Switching sides, I was educated under the assumptions of the reverse perspective (but same pole): intellectual elites turning up their nose at the virtual workplace (especially virtual publishing or blogs) because there was no “quality control” – just mass chaos and mediocre thought. Virtual learning was by nature a hack job; self-publishing was for second-rate writers whose work just wasn’t up to real publishers’ standards.

But it takes the same kind of blind faith to believe that the profit-driven mega-publishing companies are sentinels of quality control. If what you have to say is risky, and won’t make money, it won’t get published by the big names. Writers have figured this out a long time ago, and now there’s actually a venue for them to disseminate their ideas that isn’t dependent on profit. One can’t help but remember Thomas Paine and Common Sense, and how the ubiquitousness of the printing press (an instructive parallel to the internet in terms of communication technology) galvanized the loosely-linked colonies under a single idea – revolution – when most had resigned themselves to capitulate to the King’s commands. Accessible grassroots technology made that happen – not the nod from the powers that be (or were).

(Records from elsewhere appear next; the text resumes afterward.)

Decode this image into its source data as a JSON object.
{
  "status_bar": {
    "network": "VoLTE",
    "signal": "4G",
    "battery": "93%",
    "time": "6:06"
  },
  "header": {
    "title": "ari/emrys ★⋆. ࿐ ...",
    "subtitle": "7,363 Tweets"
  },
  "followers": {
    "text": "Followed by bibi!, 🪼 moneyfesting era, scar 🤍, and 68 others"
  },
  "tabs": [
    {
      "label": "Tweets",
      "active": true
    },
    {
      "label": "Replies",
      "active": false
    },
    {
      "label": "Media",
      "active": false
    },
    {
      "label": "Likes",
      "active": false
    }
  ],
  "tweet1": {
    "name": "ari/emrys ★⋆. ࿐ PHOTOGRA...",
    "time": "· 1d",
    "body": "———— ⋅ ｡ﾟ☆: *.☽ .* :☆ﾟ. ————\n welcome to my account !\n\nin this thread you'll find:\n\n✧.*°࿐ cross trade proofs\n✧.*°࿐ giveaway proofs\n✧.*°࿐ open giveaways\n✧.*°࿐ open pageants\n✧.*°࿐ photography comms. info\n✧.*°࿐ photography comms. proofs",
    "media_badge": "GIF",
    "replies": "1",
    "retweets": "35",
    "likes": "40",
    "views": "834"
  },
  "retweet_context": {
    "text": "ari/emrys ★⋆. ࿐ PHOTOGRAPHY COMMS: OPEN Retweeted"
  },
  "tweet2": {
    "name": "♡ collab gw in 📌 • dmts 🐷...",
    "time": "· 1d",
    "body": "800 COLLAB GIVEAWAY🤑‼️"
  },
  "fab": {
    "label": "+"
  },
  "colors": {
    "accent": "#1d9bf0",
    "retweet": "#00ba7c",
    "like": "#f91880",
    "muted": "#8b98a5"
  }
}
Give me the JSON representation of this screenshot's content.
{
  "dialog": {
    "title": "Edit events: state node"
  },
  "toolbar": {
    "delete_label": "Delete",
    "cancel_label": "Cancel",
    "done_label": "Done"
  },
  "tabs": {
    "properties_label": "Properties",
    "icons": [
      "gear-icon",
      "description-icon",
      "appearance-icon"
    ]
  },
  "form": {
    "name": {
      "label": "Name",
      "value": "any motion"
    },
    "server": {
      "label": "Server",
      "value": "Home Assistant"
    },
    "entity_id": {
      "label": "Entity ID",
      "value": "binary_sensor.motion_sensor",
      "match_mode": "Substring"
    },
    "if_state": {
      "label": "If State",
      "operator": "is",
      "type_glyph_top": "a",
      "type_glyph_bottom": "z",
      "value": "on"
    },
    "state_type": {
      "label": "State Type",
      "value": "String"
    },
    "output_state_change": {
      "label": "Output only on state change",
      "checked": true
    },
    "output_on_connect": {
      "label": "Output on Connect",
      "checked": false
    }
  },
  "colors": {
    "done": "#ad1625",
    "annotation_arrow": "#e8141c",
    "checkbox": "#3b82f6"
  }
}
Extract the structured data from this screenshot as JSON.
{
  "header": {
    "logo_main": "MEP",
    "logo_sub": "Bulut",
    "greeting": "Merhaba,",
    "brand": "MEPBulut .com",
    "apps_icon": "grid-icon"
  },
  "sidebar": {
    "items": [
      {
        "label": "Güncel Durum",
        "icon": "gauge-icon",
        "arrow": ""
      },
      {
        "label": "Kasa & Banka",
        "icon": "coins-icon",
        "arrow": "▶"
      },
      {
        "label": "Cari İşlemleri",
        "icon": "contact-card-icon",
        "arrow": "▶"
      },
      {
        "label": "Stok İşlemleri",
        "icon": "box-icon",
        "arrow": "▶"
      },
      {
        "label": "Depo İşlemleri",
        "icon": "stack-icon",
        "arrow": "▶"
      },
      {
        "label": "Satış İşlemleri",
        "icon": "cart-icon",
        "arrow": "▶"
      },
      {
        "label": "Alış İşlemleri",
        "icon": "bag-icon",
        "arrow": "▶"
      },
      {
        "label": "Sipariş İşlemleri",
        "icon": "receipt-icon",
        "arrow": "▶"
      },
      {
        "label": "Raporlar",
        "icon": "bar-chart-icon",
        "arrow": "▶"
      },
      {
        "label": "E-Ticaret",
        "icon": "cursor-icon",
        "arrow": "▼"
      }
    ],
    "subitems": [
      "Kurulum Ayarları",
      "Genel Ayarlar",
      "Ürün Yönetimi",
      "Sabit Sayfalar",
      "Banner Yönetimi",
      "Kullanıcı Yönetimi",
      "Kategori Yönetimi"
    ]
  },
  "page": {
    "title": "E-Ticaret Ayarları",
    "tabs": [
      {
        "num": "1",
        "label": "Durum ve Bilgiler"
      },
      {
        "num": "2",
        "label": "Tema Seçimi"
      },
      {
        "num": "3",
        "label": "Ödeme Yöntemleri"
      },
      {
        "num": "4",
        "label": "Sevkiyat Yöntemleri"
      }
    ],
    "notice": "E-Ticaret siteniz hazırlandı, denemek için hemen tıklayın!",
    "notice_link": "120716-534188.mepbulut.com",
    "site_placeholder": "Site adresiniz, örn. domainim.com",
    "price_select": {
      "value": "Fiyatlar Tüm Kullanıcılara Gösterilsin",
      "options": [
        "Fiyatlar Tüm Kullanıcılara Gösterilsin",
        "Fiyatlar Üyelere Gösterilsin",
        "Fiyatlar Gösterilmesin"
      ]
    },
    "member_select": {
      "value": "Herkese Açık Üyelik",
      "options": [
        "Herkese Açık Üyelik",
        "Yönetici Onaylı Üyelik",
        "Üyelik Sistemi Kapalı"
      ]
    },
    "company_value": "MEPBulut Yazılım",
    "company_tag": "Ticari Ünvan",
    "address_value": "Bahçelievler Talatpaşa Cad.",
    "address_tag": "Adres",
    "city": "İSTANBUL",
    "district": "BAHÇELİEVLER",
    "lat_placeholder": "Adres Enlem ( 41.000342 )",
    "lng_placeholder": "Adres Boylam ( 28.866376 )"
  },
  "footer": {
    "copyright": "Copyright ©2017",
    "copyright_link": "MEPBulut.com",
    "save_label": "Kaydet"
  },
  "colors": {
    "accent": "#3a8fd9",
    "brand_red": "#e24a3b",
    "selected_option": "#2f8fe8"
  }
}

The common fallacy here is that both sides, the ardent supporters of mass virtual collaboration and the resistant elites, assume that the virtual world, as “progressive” and “popular,” is a monolithic entity that can’t be assessed and limited and changed. It’s either good or bad – and keeping the conversation in such black and white terms reveals that we have already fallen prey to what Neil Postman calls “technopoly” – when technology controls society, rather than society controlling technology as a tool. If technology is a tool, then we are its masters, and we can discern (either face-to-face in meetings or in the virtual workplace, take your pick) what this particular tool is good for. Once we determine what it’s good for, what its proper use is, then we learn how to use it well, and how not to use it in destructive ways. For example, we might wholeheartedly use the internet to disseminate ideas, but we might not use it as our primary source of relationships. The internet – and all of technology, for that matter – does not have a mind of its own. We must not uncritically accept whatever is possible – or whatever is already happening – as progress and therefore inevitable. “The latest thing” is not our master. Technology is not our master. We must master it, and get nuanced and specific about what precisely is helpful and harmful. Only then can we use it responsibly and sustainably as the powerful tool that it is.